- musubi (Hawaii)
- pemmican (Montana)
- pork roll (New Jersey)
- purloo (South Carolina)
- sofrito (Puerto Rico)
- St. Paul sandwich (Missouri)
- tapioca maltodextrin (Illinois)
- tourtière (New Hampshire)
- wojapi (Nebraska - this one and pemmican are both Native American dishes)
- I now know how to smoke pork butt (North Carolina) in the slow cooker, as well as beef brisket (Texas), and how to smoke pork ribs (Missouri & Tennessee) in the oven.
- I learned how expedient and how expensive mail-ordering foods can be when you just cannot buy them locally - ahem, huckleberries, anyone? (Idaho)
- I learned that Miss Paula may claim that gooey butter cake for Savannah, Georgia, but they were making it in Missouri long before she caught wind of the idea.
- I still never got to make steamed crabs from Maryland or Virginia, Jamaican jerk chicken from New York, or apple pie from all over the country, but I do think I covered most of the bases.
"AmandasMom971" (poster). "Julia Child's Meatloaf". CD Kitchen, posted 2012. Copyright CDKitchen 2005-2013, all rights reserved.
Child, Julia.
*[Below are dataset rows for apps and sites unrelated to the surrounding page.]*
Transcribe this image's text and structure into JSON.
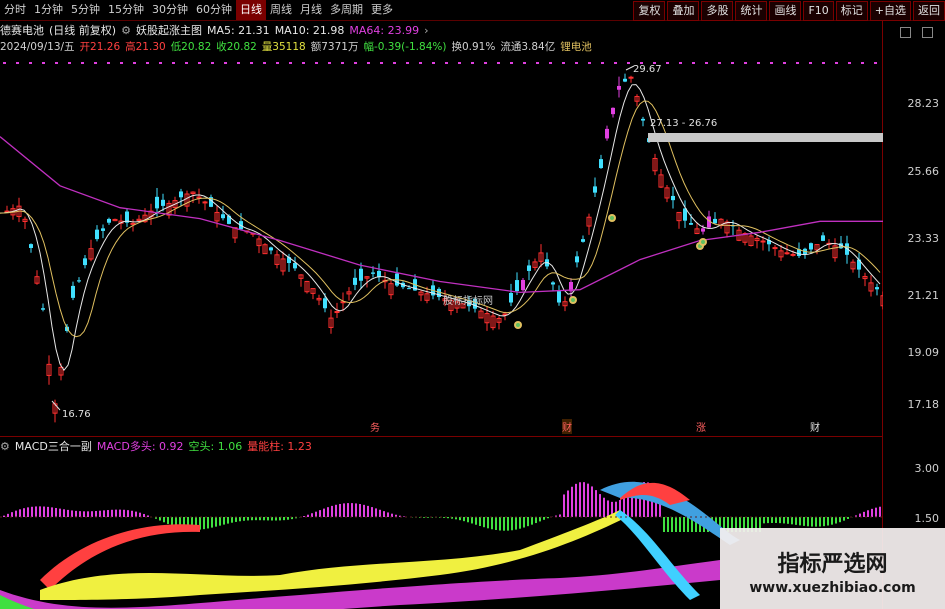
{
  "toolbar": {
    "periods": [
      "分时",
      "1分钟",
      "5分钟",
      "15分钟",
      "30分钟",
      "60分钟",
      "日线",
      "周线",
      "月线",
      "多周期",
      "更多"
    ],
    "active_index": 6,
    "right_buttons": [
      "复权",
      "叠加",
      "多股",
      "统计",
      "画线",
      "F10",
      "标记",
      "+自选",
      "返回"
    ]
  },
  "info_line1": {
    "stock_name": "德赛电池",
    "mode": "(日线 前复权)",
    "indicator_name": "妖股起涨主图",
    "ma5": "MA5: 21.31",
    "ma10": "MA10: 21.98",
    "ma64": "MA64: 23.99"
  },
  "info_line2": {
    "date": "2024/09/13/五",
    "open": "开21.26",
    "high": "高21.30",
    "low": "低20.82",
    "close": "收20.82",
    "volume": "量35118",
    "amount": "额7371万",
    "change": "幅-0.39(-1.84%)",
    "turnover": "换0.91%",
    "float_cap": "流通3.84亿",
    "sector": "锂电池"
  },
  "info_line3": {
    "indicator_name": "MACD三合一副",
    "bull": "MACD多头: 0.92",
    "bear": "空头: 1.06",
    "energy": "量能柱: 1.23"
  },
  "price_axis": [
    "28.23",
    "25.66",
    "23.33",
    "21.21",
    "19.09",
    "17.18"
  ],
  "macd_axis": [
    "3.00",
    "1.50"
  ],
  "annotations": {
    "high_label": "29.67",
    "range_label": "27.13 - 26.76",
    "low_label": "16.76",
    "center_watermark": "股标指标网"
  },
  "events": [
    "务",
    "财",
    "涨",
    "财"
  ],
  "watermark": {
    "title": "指标严选网",
    "url": "www.xuezhibiao.com"
  },
  "colors": {
    "up": "#ff3030",
    "down": "#40e0ff",
    "ma64": "#c030c0",
    "ma_white": "#e8e8e8",
    "ma_yellow": "#e0c060",
    "magenta_bar": "#e040e0"
  }
}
Julia's Kitchen Wisdom: Essential Techniques and Recipes from a Lifetime of Cooking. David Nussbaum, collaborator. Knopf: New York, 2000. Reprinted 2009.
Garten, Ina. Barefoot Contessa Family Style: Easy Ideas and Recipes That Make Everyone Feel Like Family. Clarkson Potter: New York, 2002.
Smithsonian National Museum of American History (Behring Center). Bon Appétit! Julia Child's Kitchen at the Smithsonian. Rayna Green and Paula Johnson, content and curatorial for website, Nancy Growald Brooks, editor (full list of website and exhibition credits can be found here). Copyright 2002 - present, Smithsonian Institution, all rights reserved.